When I was about 17 or so we took a family holiday to Crete. One day my Dad and I got up at 4:30 or something to get a coach to go for a walk down the Samaria Gorge. This basically involves a long walk down a steep hillside, switchbacking down before a flatter hike out to the sea and a boat to take us back. Being adorable I decided to do ‘ski jump turns’ down this steep track. I still recall the look my Dad gave me. Let’s go with ‘exasperation’, shall we?
Anyway, 16 years and a large number of beers and pizza later Amy and I were hiking back from Bolshiye Koty. This is about a 25km hike, relatively flat by the coast of Lake Baikal and then up and over an 800m hill to Listvyanka. I’d been puffing along quite reasonably given the 12kg pack on my back (although significantly aided by the fact that it was~16C and not 28C as it had been two days earlier when we’d gone the other direction). 4 hours in we started climbing, and I was given a taste of my Cretian medicine as I turned a corner to see my far too chirpy wife waiting for me and doing a Beyoncé dance to ‘Put A Ring On It’. Despite my protestations that I did in fact ‘put a ring on it’ I endured this way too happy for so much walking dance with a look I call ‘withering joy’.
It was lovely out in Lake Baikal and a great break from the city hopping that we’d previously done. Our initial hike was knackering, but utterly beautiful. We got out to our remote destination in time for a sauna, a couple of beers and some photos of the milky way. Pretty sweet. The next day was recovery from our previous exertions, but sadly not much else.
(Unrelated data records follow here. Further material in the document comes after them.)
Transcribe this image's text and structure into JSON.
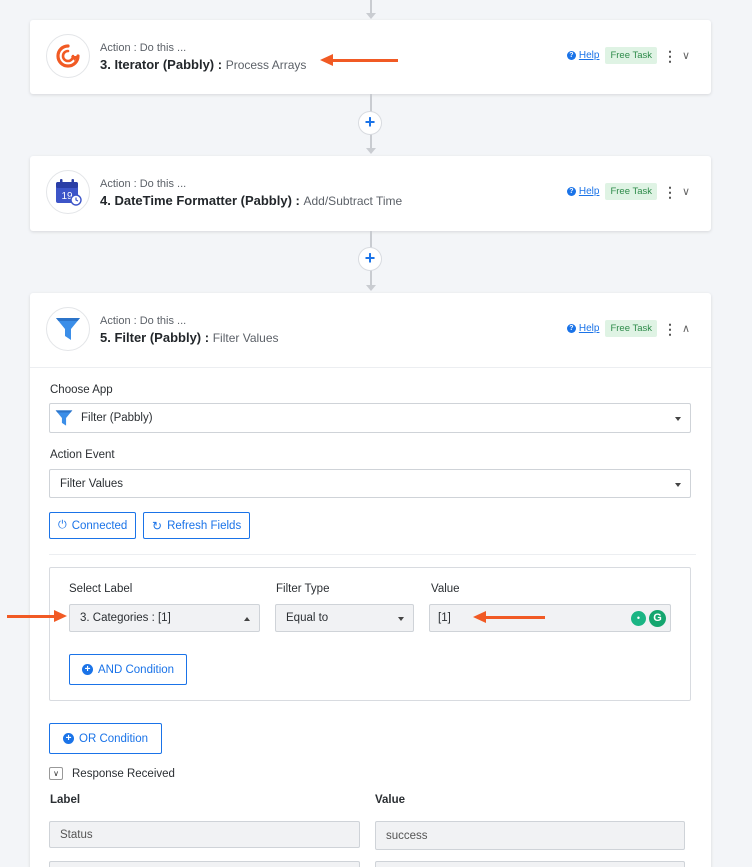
{
  "steps": [
    {
      "sub": "Action : Do this ...",
      "title": "3. Iterator (Pabbly) :",
      "event": "Process Arrays",
      "help": "Help",
      "badge": "Free Task",
      "chevron": "down"
    },
    {
      "sub": "Action : Do this ...",
      "title": "4. DateTime Formatter (Pabbly) :",
      "event": "Add/Subtract Time",
      "help": "Help",
      "badge": "Free Task",
      "chevron": "down",
      "calendar_day": "19"
    },
    {
      "sub": "Action : Do this ...",
      "title": "5. Filter (Pabbly) :",
      "event": "Filter Values",
      "help": "Help",
      "badge": "Free Task",
      "chevron": "up"
    }
  ],
  "filter_step": {
    "choose_app_label": "Choose App",
    "choose_app_value": "Filter (Pabbly)",
    "action_event_label": "Action Event",
    "action_event_value": "Filter Values",
    "connected_label": "Connected",
    "refresh_label": "Refresh Fields",
    "condition": {
      "select_label_header": "Select Label",
      "filter_type_header": "Filter Type",
      "value_header": "Value",
      "select_label_value": "3. Categories : [1]",
      "filter_type_value": "Equal to",
      "value_value": "[1]",
      "and_condition_label": "AND Condition"
    },
    "or_condition_label": "OR Condition",
    "response_label": "Response Received",
    "response_table": {
      "label_header": "Label",
      "value_header": "Value",
      "rows": [
        {
          "label": "Status",
          "value": "success"
        }
      ]
    }
  },
  "colors": {
    "accent": "#1a73e8",
    "annotation_arrow": "#f15a24",
    "badge_bg": "#dff3e4",
    "badge_text": "#2e8b4a"
  },
  "icons": [
    "iterator-icon",
    "calendar-icon",
    "funnel-icon",
    "help-icon",
    "kebab-menu-icon",
    "chevron-icon",
    "plug-icon",
    "refresh-icon",
    "grammarly-icon",
    "bulb-icon",
    "plus-icon"
  ]
}
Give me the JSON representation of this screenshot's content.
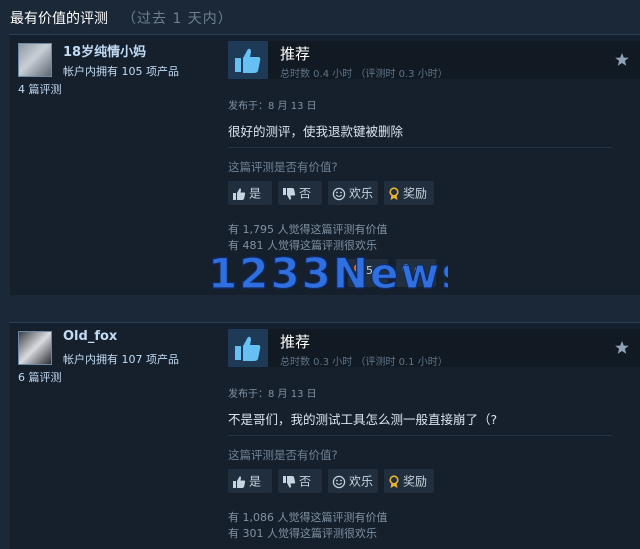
{
  "header": {
    "title": "最有价值的评测",
    "subtitle": "（过去 1 天内）"
  },
  "reviews": [
    {
      "user_name": "18岁纯情小妈",
      "products_owned": "帐户内拥有 105 项产品",
      "review_count": "4 篇评测",
      "recommendation": "推荐",
      "hours": "总时数 0.4 小时 （评测时 0.3 小时）",
      "posted": "发布于：8 月 13 日",
      "content": "很好的测评，使我退款键被删除",
      "helpful_question": "这篇评测是否有价值?",
      "buttons": {
        "yes": "是",
        "no": "否",
        "funny": "欢乐",
        "award": "奖励"
      },
      "helpful_stat": "有 1,795 人觉得这篇评测有价值",
      "funny_stat": "有 481 人觉得这篇评测很欢乐",
      "awards": [
        {
          "count": "5"
        },
        {
          "count": "6"
        }
      ]
    },
    {
      "user_name": "Old_fox",
      "products_owned": "帐户内拥有 107 项产品",
      "review_count": "6 篇评测",
      "recommendation": "推荐",
      "hours": "总时数 0.3 小时 （评测时 0.1 小时）",
      "posted": "发布于：8 月 13 日",
      "content": "不是哥们，我的测试工具怎么测一般直接崩了（?",
      "helpful_question": "这篇评测是否有价值?",
      "buttons": {
        "yes": "是",
        "no": "否",
        "funny": "欢乐",
        "award": "奖励"
      },
      "helpful_stat": "有 1,086 人觉得这篇评测有价值",
      "funny_stat": "有 301 人觉得这篇评测很欢乐"
    }
  ],
  "watermark": {
    "text": "1233News"
  },
  "colors": {
    "background": "#1b2838",
    "card": "#16202d",
    "thumb_box": "#1f3a57",
    "thumb_icon": "#66c0f4",
    "watermark_blue": "#2f6fe0",
    "watermark_accent": "#7ec3ff"
  },
  "icons": {
    "recommend": "thumbs-up-icon",
    "steam": "steam-logo-icon",
    "yes": "thumbs-up-icon",
    "no": "thumbs-down-icon",
    "funny": "smiley-icon",
    "award": "award-ribbon-icon"
  }
}
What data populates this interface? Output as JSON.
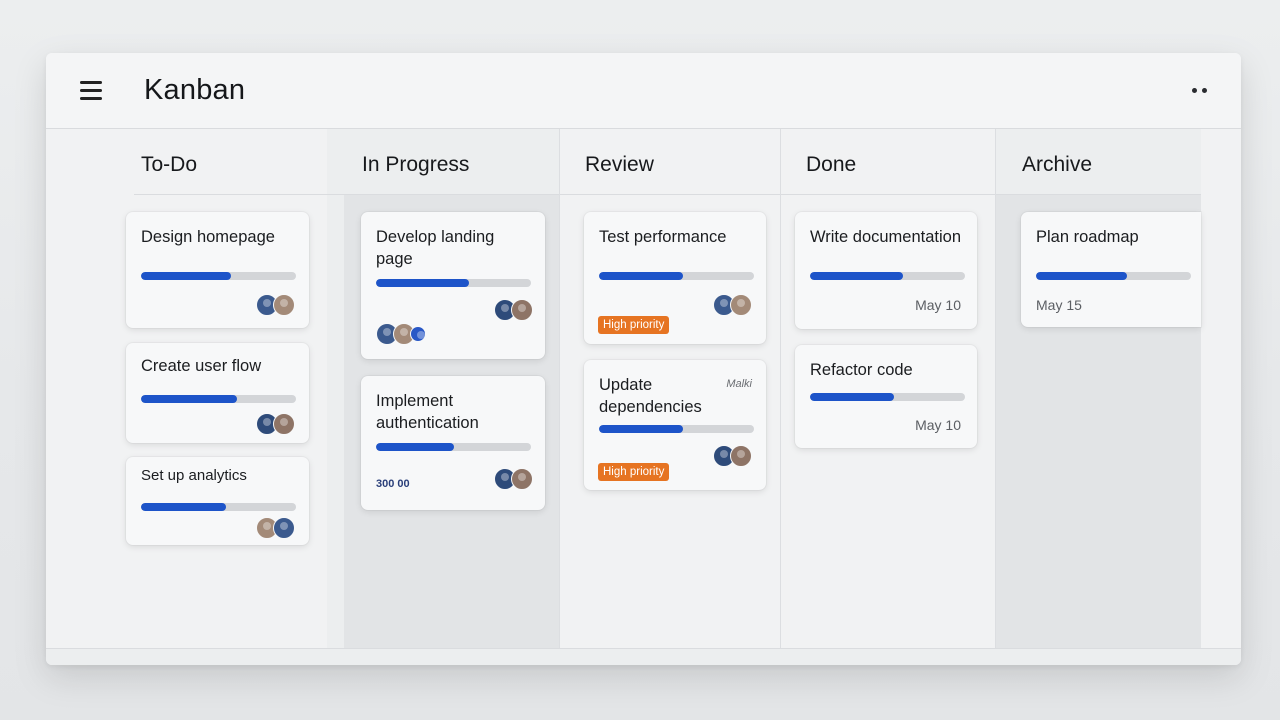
{
  "app": {
    "title": "Kanban"
  },
  "colors": {
    "accent": "#1d54c9",
    "priority": "#e67422"
  },
  "columns": [
    {
      "title": "To-Do",
      "cards": [
        {
          "title": "Design homepage",
          "progress": 0.58
        },
        {
          "title": "Create user flow",
          "progress": 0.62
        },
        {
          "title": "Set up analytics",
          "progress": 0.55
        }
      ]
    },
    {
      "title": "In Progress",
      "cards": [
        {
          "title": "Develop landing page",
          "progress": 0.6
        },
        {
          "title": "Implement authentication",
          "progress": 0.5,
          "meta": "300 00"
        }
      ]
    },
    {
      "title": "Review",
      "cards": [
        {
          "title": "Test performance",
          "progress": 0.54,
          "badge": "High priority"
        },
        {
          "title": "Update dependencies",
          "progress": 0.54,
          "badge": "High priority",
          "tag": "Malki"
        }
      ]
    },
    {
      "title": "Done",
      "cards": [
        {
          "title": "Write documentation",
          "progress": 0.6,
          "date": "May 10"
        },
        {
          "title": "Refactor code",
          "progress": 0.54,
          "date": "May 10"
        }
      ]
    },
    {
      "title": "Archive",
      "cards": [
        {
          "title": "Plan roadmap",
          "progress": 0.59,
          "date": "May 15"
        }
      ]
    }
  ]
}
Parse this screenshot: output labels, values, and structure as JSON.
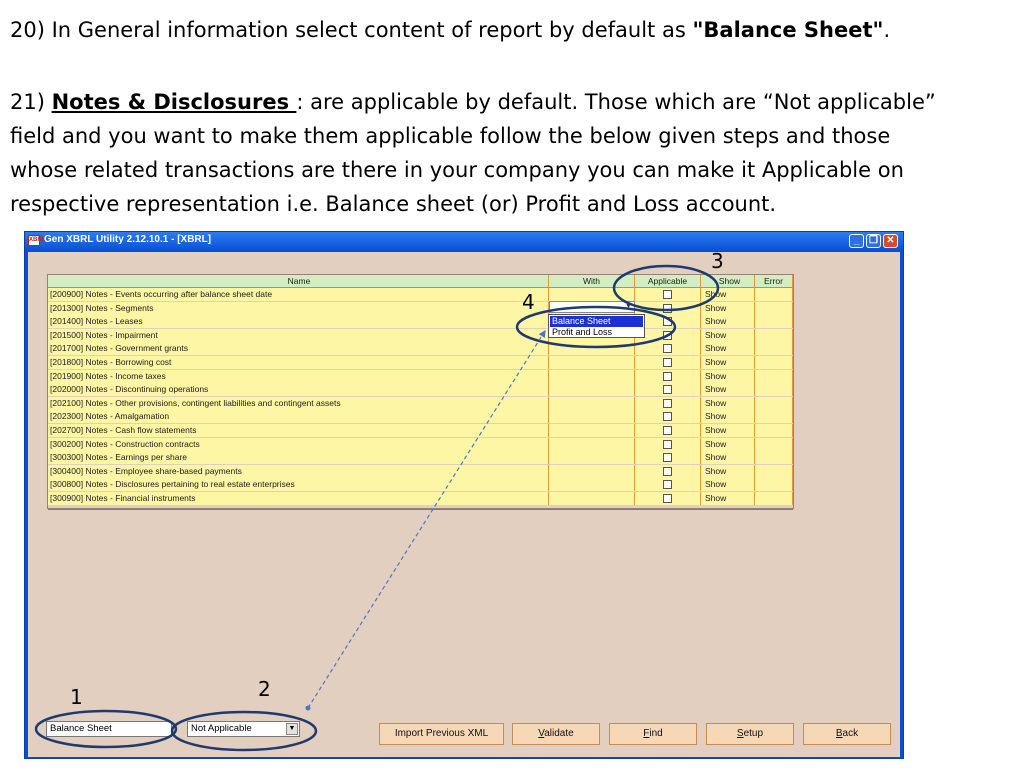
{
  "instructions": {
    "p20_prefix": "20)   In General information select content of report by default as ",
    "p20_bold": "\"Balance Sheet\"",
    "p20_suffix": ".",
    "p21_num": "21) ",
    "p21_heading": "Notes & Disclosures ",
    "p21_line1": ": are applicable by default. Those which are “Not applicable”",
    "p21_line2": "field and you want to make them applicable follow the below given steps and those",
    "p21_line3": "whose related transactions are there in your company you can make it Applicable on",
    "p21_line4": "respective representation i.e. Balance sheet (or) Profit and Loss account."
  },
  "window": {
    "title": "Gen XBRL Utility 2.12.10.1 - [XBRL]",
    "icon_text": "XBRL"
  },
  "grid": {
    "headers": {
      "name": "Name",
      "with": "With",
      "applicable": "Applicable",
      "show": "Show",
      "error": "Error"
    },
    "rows": [
      {
        "name": "[200900] Notes - Events occurring after balance sheet date",
        "show": "Show"
      },
      {
        "name": "[201300] Notes - Segments",
        "show": "Show"
      },
      {
        "name": "[201400] Notes - Leases",
        "show": "Show"
      },
      {
        "name": "[201500] Notes - Impairment",
        "show": "Show"
      },
      {
        "name": "[201700] Notes - Government grants",
        "show": "Show"
      },
      {
        "name": "[201800] Notes - Borrowing cost",
        "show": "Show"
      },
      {
        "name": "[201900] Notes - Income taxes",
        "show": "Show"
      },
      {
        "name": "[202000] Notes - Discontinuing operations",
        "show": "Show"
      },
      {
        "name": "[202100] Notes - Other provisions, contingent liabilities and contingent assets",
        "show": "Show"
      },
      {
        "name": "[202300] Notes - Amalgamation",
        "show": "Show"
      },
      {
        "name": "[202700] Notes - Cash flow statements",
        "show": "Show"
      },
      {
        "name": "[300200] Notes - Construction contracts",
        "show": "Show"
      },
      {
        "name": "[300300] Notes - Earnings per share",
        "show": "Show"
      },
      {
        "name": "[300400] Notes - Employee share-based payments",
        "show": "Show"
      },
      {
        "name": "[300800] Notes - Disclosures pertaining to real estate enterprises",
        "show": "Show"
      },
      {
        "name": "[300900] Notes - Financial instruments",
        "show": "Show"
      }
    ]
  },
  "with_dropdown": {
    "options": [
      "Balance Sheet",
      "Profit and Loss"
    ]
  },
  "footer": {
    "report_select": "Balance Sheet",
    "applicable_select": "Not Applicable",
    "import_btn": "Import Previous XML",
    "validate_key": "V",
    "validate_rest": "alidate",
    "find_key": "F",
    "find_rest": "ind",
    "setup_key": "S",
    "setup_rest": "etup",
    "back_key": "B",
    "back_rest": "ack"
  },
  "annotations": {
    "n1": "1",
    "n2": "2",
    "n3": "3",
    "n4": "4"
  },
  "colors": {
    "titlebar": "#0a52d8",
    "client_bg": "#e3cfc0",
    "grid_row": "#fdf6a4",
    "grid_header": "#cfeec4",
    "annotation": "#1f3a6e",
    "dropdown_selected": "#1e2fd4"
  }
}
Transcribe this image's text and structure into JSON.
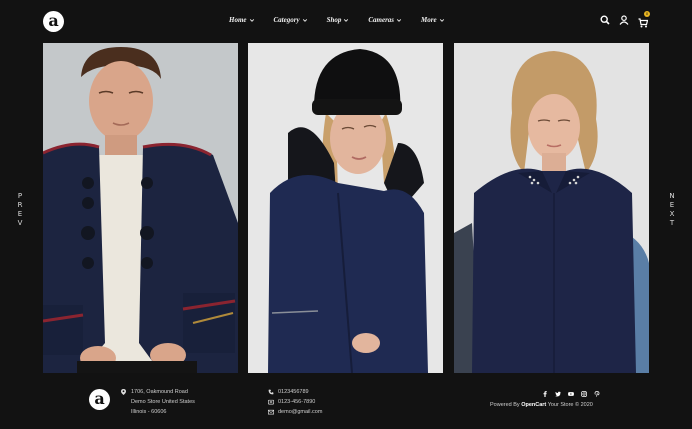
{
  "header": {
    "logo_letter": "a",
    "nav": [
      {
        "label": "Home"
      },
      {
        "label": "Category"
      },
      {
        "label": "Shop"
      },
      {
        "label": "Cameras"
      },
      {
        "label": "More"
      }
    ],
    "icons": [
      "search-icon",
      "user-icon",
      "cart-icon"
    ],
    "cart_count": "0"
  },
  "slider": {
    "prev_label": [
      "P",
      "R",
      "E",
      "V"
    ],
    "next_label": [
      "N",
      "E",
      "X",
      "T"
    ],
    "panels": [
      "model-photo-man-navy-jacket",
      "model-photo-woman-beanie-coat",
      "model-photo-woman-navy-shirt"
    ]
  },
  "footer": {
    "logo_letter": "a",
    "address": [
      "1706, Oakmound Road",
      "Demo Store United States",
      "Illinois - 60606"
    ],
    "phone": "0123456789",
    "fax": "0123-456-7890",
    "email": "demo@gmail.com",
    "social": [
      "facebook-icon",
      "twitter-icon",
      "youtube-icon",
      "instagram-icon",
      "pinterest-icon"
    ],
    "powered_prefix": "Powered By",
    "powered_brand": "OpenCart",
    "powered_suffix": "Your Store © 2020"
  },
  "colors": {
    "background": "#121212",
    "accent": "#e6b422",
    "navy": "#1c2440"
  }
}
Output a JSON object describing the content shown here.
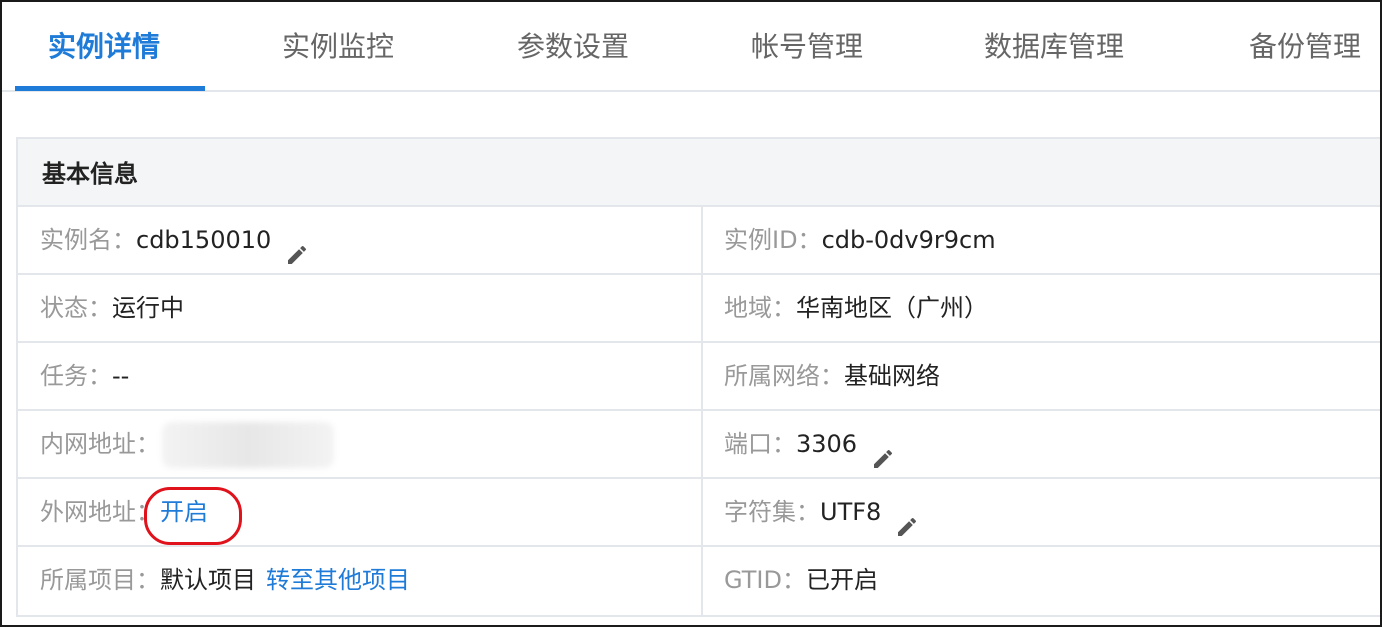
{
  "tabs": [
    {
      "label": "实例详情",
      "active": true
    },
    {
      "label": "实例监控"
    },
    {
      "label": "参数设置"
    },
    {
      "label": "帐号管理"
    },
    {
      "label": "数据库管理"
    },
    {
      "label": "备份管理"
    }
  ],
  "panel": {
    "title": "基本信息"
  },
  "rows": [
    {
      "left": {
        "label": "实例名：",
        "value": "cdb150010",
        "editable": true
      },
      "right": {
        "label": "实例ID：",
        "value": "cdb-0dv9r9cm"
      }
    },
    {
      "left": {
        "label": "状态：",
        "value": "运行中"
      },
      "right": {
        "label": "地域：",
        "value": "华南地区（广州）"
      }
    },
    {
      "left": {
        "label": "任务：",
        "value": "--"
      },
      "right": {
        "label": "所属网络：",
        "value": "基础网络"
      }
    },
    {
      "left": {
        "label": "内网地址：",
        "value": ""
      },
      "right": {
        "label": "端口：",
        "value": "3306",
        "editable": true
      }
    },
    {
      "left": {
        "label": "外网地址：",
        "link": "开启"
      },
      "right": {
        "label": "字符集：",
        "value": "UTF8",
        "editable": true
      }
    },
    {
      "left": {
        "label": "所属项目：",
        "value": "默认项目",
        "link": "转至其他项目"
      },
      "right": {
        "label": "GTID：",
        "value": "已开启"
      }
    }
  ],
  "colors": {
    "accent": "#1f7bd8",
    "highlight": "#e0121c",
    "label": "#999999",
    "border": "#e3e6ea"
  },
  "icons": {
    "edit": "pencil-icon"
  }
}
Something about the beginning of September caused the temperature to drop from 28C to 13C. Rainclouds gathered overhead and we broke out a few extra layers for the first time on the trip.
Lake Baikal is a pretty interesting place, allegedly if all the drinking water in the world was tainted, it could still quench the world’s thirst for 40 years! We filled out water bottles direct from the lake which is at best 15C. One of the slightly odd things is the total lack of traffic on the lake. A couple of ferries play their way up and down and there are a handful of fishing boats, but that’s it. It was very surprising to see no sailing boats at all – especially as it would have been perfect for sailing. Maybe they’re on the other side – at the more ‘beachy’ resorts.
Deciding that we were going to have walk significant amounts at high altitude in a month’s time anyway, we decided to trek back a day early rather than wait for the boat. This was a great experience (Amy’s taunting dancing aside) as we completed the walk in an hour and a half less, sorted our bag weightings and adjustments and enjoyed a very peaceful time – we only saw one other couple on the whole trek back. Staying the night in Listvyanka we enjoyed a nice dinner (mercifully low on dill – more on this Russian obsession at a later date). This morning (Tuesday) we were able to sate Amy’s desire to see nerpas (a kind of fat, cute seal native to Baikal) as we attended a performance of them scoring waterpolo goals, playing the saxophone, painting, and fetching plastic flowers for each other. Narrated entirely in Russian, it was bizzare, but endearing. We then hopped in a passing minibus to take us back to Irkutsk. Tomorrow we catch a train to Mongolia, saying goodbye to Russia!